Blue over Silver, Yellow only’s age sets him apart from all others. He is at least 28 years old, because he was banded as an adult breeder, which means he was at least 4 in 1991. He may be in his 30s. But a number of other loons that we have marked during the study approach this male in age — and three exceed him in productivity. The female on Upper Kaubashine (“Silver over Yellow, Red over Green”), for example, is 27 years old at a minimum. (Females first breed at no younger than 5 years of age, so her estimated minimum age is one year older than if she were a male.) She can boast having bred with four different partners on four different lakes, spanning two counties. The 25+ year-old Townline male, “Silver over Red, Orange over Green”, is unrivaled in terms of stick-to-itiveness, as he has held the Townline territory since at least 1994 — and still owns it. He has reared 16 chicks to fledging during his tenure, if we throw in the two from this year. Only two loons have raised more young: the current Oneida-West female (19 fledglings and counting on Oneida-East and Oneida-West) and the former Hancock male (17 fledglings from 1993 to 2009).

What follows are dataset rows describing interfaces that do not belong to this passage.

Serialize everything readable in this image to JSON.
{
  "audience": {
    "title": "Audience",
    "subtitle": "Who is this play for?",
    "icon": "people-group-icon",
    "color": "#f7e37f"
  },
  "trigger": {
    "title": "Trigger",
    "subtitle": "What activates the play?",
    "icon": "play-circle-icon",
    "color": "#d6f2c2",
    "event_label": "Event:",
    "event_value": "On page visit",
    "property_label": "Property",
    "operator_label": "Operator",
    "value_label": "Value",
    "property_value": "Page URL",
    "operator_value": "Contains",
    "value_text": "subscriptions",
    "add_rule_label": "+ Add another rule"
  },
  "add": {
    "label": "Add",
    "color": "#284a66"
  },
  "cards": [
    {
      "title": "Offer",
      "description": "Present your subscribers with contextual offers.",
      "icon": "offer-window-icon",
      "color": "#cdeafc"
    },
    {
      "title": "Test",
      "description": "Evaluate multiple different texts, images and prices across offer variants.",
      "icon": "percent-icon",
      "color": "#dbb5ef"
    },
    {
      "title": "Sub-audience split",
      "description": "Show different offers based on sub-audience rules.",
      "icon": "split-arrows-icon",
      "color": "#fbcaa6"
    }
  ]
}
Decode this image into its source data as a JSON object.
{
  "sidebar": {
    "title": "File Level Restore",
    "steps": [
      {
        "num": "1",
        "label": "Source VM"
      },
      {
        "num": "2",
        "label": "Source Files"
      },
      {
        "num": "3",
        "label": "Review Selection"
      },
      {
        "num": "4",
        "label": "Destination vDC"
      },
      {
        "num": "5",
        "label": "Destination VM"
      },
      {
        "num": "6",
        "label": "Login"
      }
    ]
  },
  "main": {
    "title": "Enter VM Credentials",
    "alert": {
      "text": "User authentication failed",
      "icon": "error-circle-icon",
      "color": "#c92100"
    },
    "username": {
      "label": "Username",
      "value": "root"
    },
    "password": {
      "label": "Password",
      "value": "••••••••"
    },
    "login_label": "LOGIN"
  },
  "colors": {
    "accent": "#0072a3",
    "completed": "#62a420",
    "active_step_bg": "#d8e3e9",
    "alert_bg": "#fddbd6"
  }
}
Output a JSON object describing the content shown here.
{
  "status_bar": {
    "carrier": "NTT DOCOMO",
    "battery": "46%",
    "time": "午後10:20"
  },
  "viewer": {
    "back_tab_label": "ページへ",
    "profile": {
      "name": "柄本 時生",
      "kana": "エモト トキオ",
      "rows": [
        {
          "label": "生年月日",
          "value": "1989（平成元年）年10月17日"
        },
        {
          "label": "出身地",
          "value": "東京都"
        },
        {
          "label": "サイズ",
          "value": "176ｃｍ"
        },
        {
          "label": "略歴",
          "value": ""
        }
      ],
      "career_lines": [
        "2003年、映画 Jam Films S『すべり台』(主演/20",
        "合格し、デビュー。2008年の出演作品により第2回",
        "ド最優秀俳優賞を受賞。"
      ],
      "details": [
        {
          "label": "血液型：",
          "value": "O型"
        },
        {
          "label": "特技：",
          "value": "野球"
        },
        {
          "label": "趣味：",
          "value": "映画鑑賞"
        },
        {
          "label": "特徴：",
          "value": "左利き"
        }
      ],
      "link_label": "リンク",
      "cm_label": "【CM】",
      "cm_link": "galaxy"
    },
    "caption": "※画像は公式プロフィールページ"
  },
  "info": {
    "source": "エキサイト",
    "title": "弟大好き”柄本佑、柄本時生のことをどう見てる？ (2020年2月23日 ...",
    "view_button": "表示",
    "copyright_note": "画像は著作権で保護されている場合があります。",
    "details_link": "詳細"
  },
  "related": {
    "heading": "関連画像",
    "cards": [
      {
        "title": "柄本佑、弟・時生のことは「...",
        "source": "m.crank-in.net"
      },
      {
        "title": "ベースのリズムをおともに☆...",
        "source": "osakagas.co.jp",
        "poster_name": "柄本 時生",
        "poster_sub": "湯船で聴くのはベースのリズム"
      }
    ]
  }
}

Although it is fun to gawk at the age and breeding success of certain star individuals, my quick analysis of the study’s oldest loons reinforces another point that I have made before — and one with substantial scientific importance: females are the ones that generally live to a ripe old age in loons. The reason(s) for this gender disparity are becoming clear. Males seem doomed to die young because of their participation in dangerous battles, and perhaps also their unfortunate proclivity for attacking fishing lures and baits. Inspection of the table above certainly makes one wonder whether males should rethink their high-risk approach to both territory acquisition and foraging. Then again, maybe there are compensating benefits that offset the costs.